(What is expected) Across the entries below, how many lines include "selected"? Give the number and nothing else.

(Data for review)
┄┄┄┄┄┄

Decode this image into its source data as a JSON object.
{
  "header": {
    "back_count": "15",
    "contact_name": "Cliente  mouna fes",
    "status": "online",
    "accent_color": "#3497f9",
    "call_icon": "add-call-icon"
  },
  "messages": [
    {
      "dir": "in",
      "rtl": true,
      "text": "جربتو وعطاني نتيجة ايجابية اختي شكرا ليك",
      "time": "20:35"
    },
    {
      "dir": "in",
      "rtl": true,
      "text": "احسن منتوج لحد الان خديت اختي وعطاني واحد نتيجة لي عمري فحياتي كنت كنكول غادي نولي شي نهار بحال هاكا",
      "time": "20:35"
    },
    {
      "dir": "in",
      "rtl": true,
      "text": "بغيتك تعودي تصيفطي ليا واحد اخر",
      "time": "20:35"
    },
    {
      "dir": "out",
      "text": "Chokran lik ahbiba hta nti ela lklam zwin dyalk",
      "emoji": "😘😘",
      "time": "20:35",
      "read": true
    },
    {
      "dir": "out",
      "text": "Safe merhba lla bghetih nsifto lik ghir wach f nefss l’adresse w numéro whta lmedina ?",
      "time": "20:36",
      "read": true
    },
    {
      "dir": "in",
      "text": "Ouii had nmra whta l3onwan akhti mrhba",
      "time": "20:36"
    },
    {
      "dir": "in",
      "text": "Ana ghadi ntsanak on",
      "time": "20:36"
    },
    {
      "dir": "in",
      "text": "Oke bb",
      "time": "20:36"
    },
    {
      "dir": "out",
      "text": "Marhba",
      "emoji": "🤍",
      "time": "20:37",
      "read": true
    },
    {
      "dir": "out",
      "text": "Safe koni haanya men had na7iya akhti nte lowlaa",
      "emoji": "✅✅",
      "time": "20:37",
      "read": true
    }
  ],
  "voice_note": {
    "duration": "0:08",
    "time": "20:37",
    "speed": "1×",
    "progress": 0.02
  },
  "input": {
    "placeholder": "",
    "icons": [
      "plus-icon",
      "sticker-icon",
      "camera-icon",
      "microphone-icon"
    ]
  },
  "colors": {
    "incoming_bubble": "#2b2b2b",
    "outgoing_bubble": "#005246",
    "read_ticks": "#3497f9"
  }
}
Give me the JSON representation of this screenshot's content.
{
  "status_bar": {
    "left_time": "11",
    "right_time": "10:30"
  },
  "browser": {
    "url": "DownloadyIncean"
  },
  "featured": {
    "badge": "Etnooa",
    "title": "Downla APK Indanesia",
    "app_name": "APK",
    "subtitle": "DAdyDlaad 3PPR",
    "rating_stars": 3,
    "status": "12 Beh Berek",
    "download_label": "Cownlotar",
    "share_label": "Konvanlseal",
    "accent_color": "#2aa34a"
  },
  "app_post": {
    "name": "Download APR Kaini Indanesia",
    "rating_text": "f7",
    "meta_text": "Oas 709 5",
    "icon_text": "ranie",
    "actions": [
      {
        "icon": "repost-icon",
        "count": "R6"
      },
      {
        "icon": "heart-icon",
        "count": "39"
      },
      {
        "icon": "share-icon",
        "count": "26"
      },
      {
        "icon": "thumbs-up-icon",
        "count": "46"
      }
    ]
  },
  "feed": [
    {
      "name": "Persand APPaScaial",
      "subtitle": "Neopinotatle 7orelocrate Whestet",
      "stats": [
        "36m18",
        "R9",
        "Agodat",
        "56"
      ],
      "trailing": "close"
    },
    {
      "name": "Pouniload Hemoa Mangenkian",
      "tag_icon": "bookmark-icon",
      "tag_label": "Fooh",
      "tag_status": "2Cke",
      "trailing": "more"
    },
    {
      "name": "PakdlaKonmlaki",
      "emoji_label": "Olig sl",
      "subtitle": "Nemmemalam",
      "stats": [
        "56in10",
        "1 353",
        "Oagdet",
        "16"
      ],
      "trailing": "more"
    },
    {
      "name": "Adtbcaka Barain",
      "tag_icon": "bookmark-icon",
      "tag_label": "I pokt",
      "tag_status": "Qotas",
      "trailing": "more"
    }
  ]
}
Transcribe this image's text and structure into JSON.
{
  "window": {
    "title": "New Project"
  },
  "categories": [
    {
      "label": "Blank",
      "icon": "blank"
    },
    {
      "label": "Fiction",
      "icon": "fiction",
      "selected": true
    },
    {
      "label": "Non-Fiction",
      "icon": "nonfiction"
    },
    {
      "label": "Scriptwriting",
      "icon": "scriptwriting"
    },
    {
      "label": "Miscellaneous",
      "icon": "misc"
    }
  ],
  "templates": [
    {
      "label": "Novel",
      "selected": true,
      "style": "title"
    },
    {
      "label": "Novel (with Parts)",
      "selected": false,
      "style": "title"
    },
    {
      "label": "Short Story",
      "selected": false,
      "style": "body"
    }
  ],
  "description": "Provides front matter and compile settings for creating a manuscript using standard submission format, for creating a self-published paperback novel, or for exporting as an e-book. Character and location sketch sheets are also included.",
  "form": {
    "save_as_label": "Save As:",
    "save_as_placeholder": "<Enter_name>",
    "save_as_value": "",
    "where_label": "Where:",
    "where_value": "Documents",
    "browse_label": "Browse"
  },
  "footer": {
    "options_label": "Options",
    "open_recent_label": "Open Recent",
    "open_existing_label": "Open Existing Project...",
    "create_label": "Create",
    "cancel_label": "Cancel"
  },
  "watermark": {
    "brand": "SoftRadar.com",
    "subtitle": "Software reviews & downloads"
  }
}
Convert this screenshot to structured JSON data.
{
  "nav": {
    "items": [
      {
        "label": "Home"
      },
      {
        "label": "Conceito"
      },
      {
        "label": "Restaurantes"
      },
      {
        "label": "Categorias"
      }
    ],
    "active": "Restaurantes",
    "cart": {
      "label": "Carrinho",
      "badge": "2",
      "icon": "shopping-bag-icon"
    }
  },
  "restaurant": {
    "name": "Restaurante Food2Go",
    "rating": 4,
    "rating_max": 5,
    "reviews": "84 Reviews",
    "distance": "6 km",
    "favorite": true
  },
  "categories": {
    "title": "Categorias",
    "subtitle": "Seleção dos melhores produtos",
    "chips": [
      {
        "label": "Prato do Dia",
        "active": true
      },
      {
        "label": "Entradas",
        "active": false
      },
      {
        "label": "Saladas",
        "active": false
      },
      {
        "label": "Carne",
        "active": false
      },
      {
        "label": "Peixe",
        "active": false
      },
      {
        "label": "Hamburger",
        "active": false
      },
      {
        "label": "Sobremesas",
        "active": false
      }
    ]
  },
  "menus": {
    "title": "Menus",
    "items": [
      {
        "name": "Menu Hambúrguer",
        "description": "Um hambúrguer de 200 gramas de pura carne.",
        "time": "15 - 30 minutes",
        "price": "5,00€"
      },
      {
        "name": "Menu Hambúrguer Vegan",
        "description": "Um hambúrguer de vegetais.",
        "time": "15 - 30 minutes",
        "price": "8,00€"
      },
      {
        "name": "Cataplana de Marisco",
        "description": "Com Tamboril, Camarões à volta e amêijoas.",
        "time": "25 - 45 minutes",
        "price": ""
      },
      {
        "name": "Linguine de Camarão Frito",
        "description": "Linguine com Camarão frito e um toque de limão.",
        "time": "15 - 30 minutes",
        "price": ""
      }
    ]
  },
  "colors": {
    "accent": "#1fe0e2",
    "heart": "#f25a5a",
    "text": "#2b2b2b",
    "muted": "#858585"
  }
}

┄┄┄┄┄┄

(Output below) 4